■ **Exercise details**
Please report every line from the material that contains the word "JSON".

■ **Data listing**
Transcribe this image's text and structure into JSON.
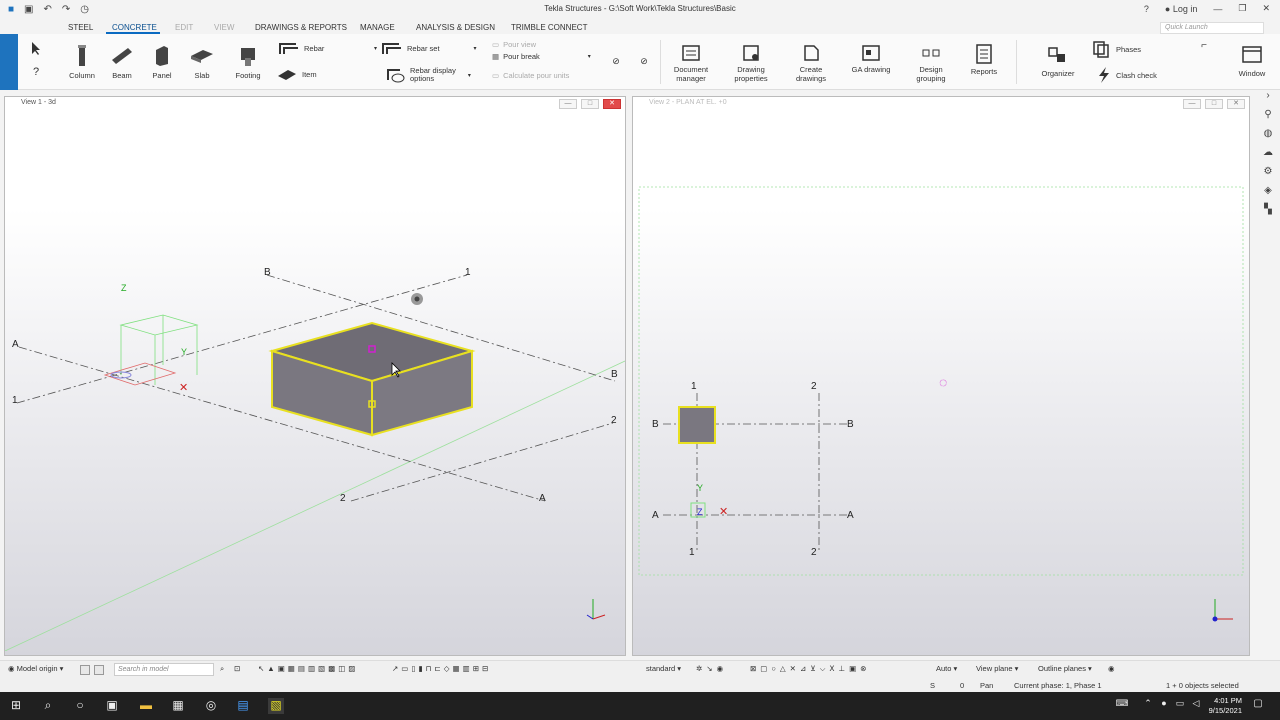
{
  "app": {
    "title": "Tekla Structures - G:\\Soft Work\\Tekla Structures\\Basic",
    "login": "Log in",
    "quick_launch_placeholder": "Quick Launch"
  },
  "menu": {
    "steel": "STEEL",
    "concrete": "CONCRETE",
    "edit": "EDIT",
    "view": "VIEW",
    "drawings": "DRAWINGS & REPORTS",
    "manage": "MANAGE",
    "analysis": "ANALYSIS & DESIGN",
    "trimble": "TRIMBLE CONNECT"
  },
  "ribbon": {
    "column": "Column",
    "beam": "Beam",
    "panel": "Panel",
    "slab": "Slab",
    "footing": "Footing",
    "rebar": "Rebar",
    "item": "Item",
    "rebar_set": "Rebar set",
    "rebar_display_1": "Rebar display",
    "rebar_display_2": "options",
    "pour_view": "Pour view",
    "pour_break": "Pour break",
    "calc_pour": "Calculate pour units",
    "doc_manager_1": "Document",
    "doc_manager_2": "manager",
    "drawing_props_1": "Drawing",
    "drawing_props_2": "properties",
    "create_drawings_1": "Create",
    "create_drawings_2": "drawings",
    "ga_drawing": "GA drawing",
    "design_grouping_1": "Design",
    "design_grouping_2": "grouping",
    "reports": "Reports",
    "organizer": "Organizer",
    "phases": "Phases",
    "clash_check": "Clash check",
    "window": "Window"
  },
  "view1": {
    "title": "View 1 - 3d",
    "grid": {
      "b_top": "B",
      "one_top": "1",
      "a_left": "A",
      "one_left": "1",
      "b_right": "B",
      "two_right": "2",
      "two_bottom": "2",
      "a_bottom": "A"
    },
    "axes": {
      "z": "Z",
      "y": "Y"
    }
  },
  "view2": {
    "title": "View 2 - PLAN AT EL. +0",
    "grid": {
      "one_top": "1",
      "two_top": "2",
      "b_left": "B",
      "b_right": "B",
      "a_left": "A",
      "a_right": "A",
      "one_bottom": "1",
      "two_bottom": "2"
    },
    "axes": {
      "y": "Y",
      "z": "Z"
    }
  },
  "statusbar": {
    "model_origin": "Model origin",
    "search_placeholder": "Search in model",
    "standard": "standard",
    "auto": "Auto",
    "view_plane": "View plane",
    "outline_planes": "Outline planes"
  },
  "statusline": {
    "s": "S",
    "zero": "0",
    "pan": "Pan",
    "phase": "Current phase: 1, Phase 1",
    "selected": "1 + 0 objects selected"
  },
  "taskbar": {
    "time": "4:01 PM",
    "date": "9/15/2021"
  },
  "colors": {
    "accent": "#0a6ac1",
    "selection": "#e8e020",
    "concrete": "#7a7780",
    "grid": "#555555",
    "guide": "#7fe07f"
  }
}
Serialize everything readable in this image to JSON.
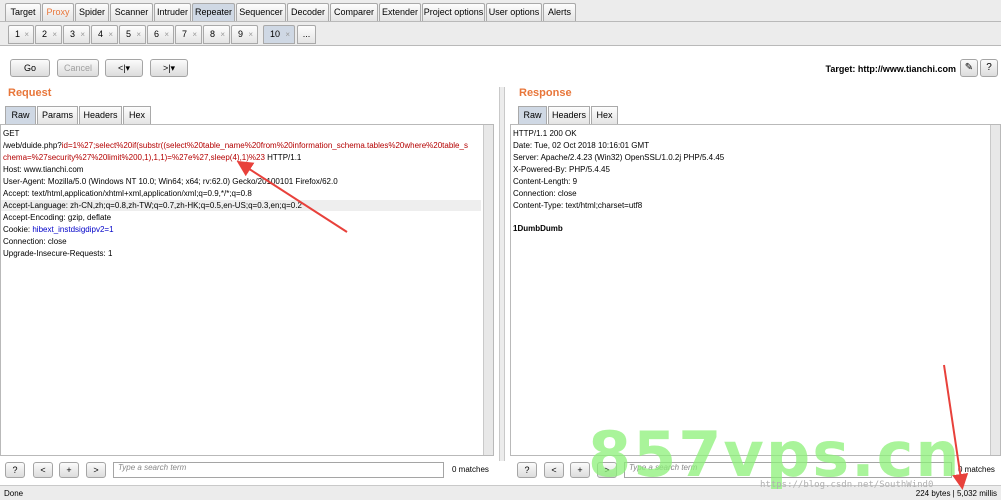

■ **Solution below**
Transcribe this image's text and structure into JSON.
Serialize everything readable in this image to JSON.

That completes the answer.